By Gary Fineout / The Associated Press
The House approved its budget by a 85-27 vote, while the Senate passed its budget on a 33-1 vote.
TALLAHASSEE — With less than a month to work out substantial differences, the Republican-controlled Florida House and Senate on Thursday passed dueling $87 billion budgets for the coming year.
While the two chambers propose spending roughly the same, they are not spending the same in key areas, including on environmental programs, public schools and on state universities.
House Speaker Richard Corcoran insisted that the gaps between the two chambers were the result of legitimate disagreements over spending as opposed to just initial offers for looming budget negotiations.
“The House has consistently had a difference of opinion at this stage of the process with the Senate on what’s best for the people of the state of Florida,” Corcoran said. “And that will be our pre-eminent focus and we will get there.”
The last few years have been bumpy as Florida Republicans have feuded over everything from Medicaid expansion allowed under the health care overhaul pushed by President Barack Obama to how much money should be set aside for business incentives favored by Gov. Rick Scott. Last year GOP leaders did not wrap up their work on a new budget until early June.
Normally a looming election season prompts legislators to resolve their differences as quickly as possible. But significant fault lines could complicate getting work done by March 9, which is when the session is scheduled to end.
One big sticking point that could derail budget negotiations: The House has made more than $8.33 billion for the state’s public schools contingent on the passage of a separate sweeping education bill. The legislation creates a new voucher program for bullied students and would allow struggling elementary students to get reimbursed for using private tutors.
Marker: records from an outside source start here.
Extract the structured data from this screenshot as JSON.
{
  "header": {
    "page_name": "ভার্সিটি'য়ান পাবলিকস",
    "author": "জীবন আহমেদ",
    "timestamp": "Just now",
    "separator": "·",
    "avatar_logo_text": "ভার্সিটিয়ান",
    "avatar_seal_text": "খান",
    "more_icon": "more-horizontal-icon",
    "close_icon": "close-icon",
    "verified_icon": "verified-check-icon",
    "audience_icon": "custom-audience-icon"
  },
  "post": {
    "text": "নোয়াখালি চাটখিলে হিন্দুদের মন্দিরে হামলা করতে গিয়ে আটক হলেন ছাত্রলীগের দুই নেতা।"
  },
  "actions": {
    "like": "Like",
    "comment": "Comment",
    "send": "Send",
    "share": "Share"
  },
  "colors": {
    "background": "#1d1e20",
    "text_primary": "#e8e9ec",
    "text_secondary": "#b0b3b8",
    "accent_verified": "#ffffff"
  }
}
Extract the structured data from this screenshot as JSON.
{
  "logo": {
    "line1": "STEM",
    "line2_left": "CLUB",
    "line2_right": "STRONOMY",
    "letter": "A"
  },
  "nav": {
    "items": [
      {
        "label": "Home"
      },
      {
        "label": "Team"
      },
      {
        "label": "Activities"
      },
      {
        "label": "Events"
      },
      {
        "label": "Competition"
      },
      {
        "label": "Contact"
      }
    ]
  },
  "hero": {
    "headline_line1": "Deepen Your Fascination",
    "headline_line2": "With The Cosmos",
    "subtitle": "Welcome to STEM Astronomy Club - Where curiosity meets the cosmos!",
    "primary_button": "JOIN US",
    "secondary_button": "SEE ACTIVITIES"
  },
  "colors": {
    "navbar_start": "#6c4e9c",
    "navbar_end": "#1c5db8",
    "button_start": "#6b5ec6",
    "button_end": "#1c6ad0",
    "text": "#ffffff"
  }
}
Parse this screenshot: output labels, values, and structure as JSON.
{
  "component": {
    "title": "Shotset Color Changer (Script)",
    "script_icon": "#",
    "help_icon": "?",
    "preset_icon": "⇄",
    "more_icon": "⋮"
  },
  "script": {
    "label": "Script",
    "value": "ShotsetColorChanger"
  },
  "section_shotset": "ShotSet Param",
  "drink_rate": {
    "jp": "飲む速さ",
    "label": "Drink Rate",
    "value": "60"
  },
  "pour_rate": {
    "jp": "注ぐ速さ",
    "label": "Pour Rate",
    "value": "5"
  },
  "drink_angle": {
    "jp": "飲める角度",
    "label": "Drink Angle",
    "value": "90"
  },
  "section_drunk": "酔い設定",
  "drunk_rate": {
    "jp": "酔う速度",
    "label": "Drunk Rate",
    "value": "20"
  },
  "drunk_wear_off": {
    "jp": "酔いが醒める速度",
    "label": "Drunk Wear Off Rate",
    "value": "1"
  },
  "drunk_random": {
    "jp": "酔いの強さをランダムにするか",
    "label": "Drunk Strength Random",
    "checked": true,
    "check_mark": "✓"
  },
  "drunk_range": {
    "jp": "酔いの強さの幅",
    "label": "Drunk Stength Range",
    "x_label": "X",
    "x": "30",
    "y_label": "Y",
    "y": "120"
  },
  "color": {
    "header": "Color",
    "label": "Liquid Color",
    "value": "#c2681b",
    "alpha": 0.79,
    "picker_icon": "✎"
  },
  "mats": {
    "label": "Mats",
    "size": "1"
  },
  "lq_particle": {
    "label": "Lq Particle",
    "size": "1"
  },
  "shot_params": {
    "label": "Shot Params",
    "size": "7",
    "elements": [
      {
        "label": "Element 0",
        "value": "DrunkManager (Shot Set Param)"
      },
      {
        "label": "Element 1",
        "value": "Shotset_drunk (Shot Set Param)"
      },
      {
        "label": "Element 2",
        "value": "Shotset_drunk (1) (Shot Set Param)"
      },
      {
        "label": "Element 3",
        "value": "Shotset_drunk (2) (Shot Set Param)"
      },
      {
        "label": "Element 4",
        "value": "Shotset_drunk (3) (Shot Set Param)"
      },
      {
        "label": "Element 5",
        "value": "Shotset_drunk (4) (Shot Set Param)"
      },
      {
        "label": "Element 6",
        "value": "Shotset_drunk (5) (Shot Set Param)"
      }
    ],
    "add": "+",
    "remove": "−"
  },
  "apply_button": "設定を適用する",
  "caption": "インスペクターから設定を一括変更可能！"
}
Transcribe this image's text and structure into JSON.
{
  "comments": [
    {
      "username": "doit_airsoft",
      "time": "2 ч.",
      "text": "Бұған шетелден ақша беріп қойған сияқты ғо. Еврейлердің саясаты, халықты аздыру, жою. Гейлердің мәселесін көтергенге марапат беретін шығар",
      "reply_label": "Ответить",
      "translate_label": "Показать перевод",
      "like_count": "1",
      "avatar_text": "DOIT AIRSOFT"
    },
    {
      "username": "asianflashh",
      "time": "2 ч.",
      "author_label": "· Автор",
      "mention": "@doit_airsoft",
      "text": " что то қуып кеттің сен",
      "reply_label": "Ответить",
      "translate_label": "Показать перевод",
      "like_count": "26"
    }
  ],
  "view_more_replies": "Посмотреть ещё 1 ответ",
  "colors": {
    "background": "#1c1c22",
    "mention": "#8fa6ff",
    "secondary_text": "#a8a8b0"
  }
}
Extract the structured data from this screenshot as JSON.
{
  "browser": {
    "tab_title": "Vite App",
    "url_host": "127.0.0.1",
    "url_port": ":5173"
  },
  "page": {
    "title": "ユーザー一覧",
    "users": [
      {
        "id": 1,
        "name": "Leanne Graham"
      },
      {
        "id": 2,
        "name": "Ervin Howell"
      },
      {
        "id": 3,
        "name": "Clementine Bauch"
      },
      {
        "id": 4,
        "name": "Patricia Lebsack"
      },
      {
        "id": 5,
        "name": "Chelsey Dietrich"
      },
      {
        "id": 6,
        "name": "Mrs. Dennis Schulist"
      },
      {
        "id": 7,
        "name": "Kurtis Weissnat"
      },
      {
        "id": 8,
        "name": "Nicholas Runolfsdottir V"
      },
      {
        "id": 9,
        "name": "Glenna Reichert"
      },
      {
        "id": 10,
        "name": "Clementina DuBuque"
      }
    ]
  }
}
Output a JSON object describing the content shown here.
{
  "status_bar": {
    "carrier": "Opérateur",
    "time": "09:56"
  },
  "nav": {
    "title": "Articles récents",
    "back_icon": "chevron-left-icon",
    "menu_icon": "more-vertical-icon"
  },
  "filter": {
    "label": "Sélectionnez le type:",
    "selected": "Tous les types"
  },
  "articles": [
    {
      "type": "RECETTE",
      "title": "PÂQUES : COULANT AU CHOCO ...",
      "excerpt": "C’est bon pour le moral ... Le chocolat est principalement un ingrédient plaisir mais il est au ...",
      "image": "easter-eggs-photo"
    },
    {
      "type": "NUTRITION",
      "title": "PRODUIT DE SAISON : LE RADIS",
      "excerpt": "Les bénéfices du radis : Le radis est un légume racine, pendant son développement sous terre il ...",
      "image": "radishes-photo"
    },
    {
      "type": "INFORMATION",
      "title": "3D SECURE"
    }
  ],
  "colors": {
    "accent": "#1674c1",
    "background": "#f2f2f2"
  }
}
The House passed the bill Thursday along partisan lines after hours of debate during which Democrats decried the measure as another way of diverting money from the state’s public schools. Florida already has some of the nation’s largest voucher programs. Republicans said the bill would help bullying victims and children.
Senate President Joe Negron said that while he and other Republicans were likely to support many of the provisions included in the legislation, he would not agree to tie it to budget negotiations.
“I expect the majority of the Senate is on the side of parental choice,” said Negron. “We would prefer to have those polices move through the traditional process and not be linked to the budget.”
Both sides have agreed to zero tuition hikes for college and university students and they have both proposed raising per-student funding in public schools by at least $100 per student. But the House is opposed to a Senate plan to use a rise in local property values to help pay for the increase. House leaders say that proposal is a type of tax increase.
The two sides also differ on how much money should go to the state’s 12 public universities, whether to set aside money for a program that lets the state buy undeveloped land for preservation, and how much should go to hospitals that treat Medicaid-eligible patients. Legislative leaders are also predicting they will pass a tax-cut package this year, but the amount and the types of tax breaks have not been decided yet.
The House approved its budget by 85-27 vote, while the Senate passed its budget on a 33-1 vote.
Some House Democrats said they were voting against the budget because it does not spend enough on affordable housing and mental health programs. They also criticized the budget because it does not include an across-the-board pay raise for state workers.
Rep. Carlos Guillermo Smith, an Orlando Democrat, exhorted his fellow Democrats to vote against the budget and said a yes vote would not spare them from Republican criticism on the campaign trail this year.
“If you vote yes or no, you are going to get attacked anyway,” Smith said. “So vote your conscience. If you still have one.”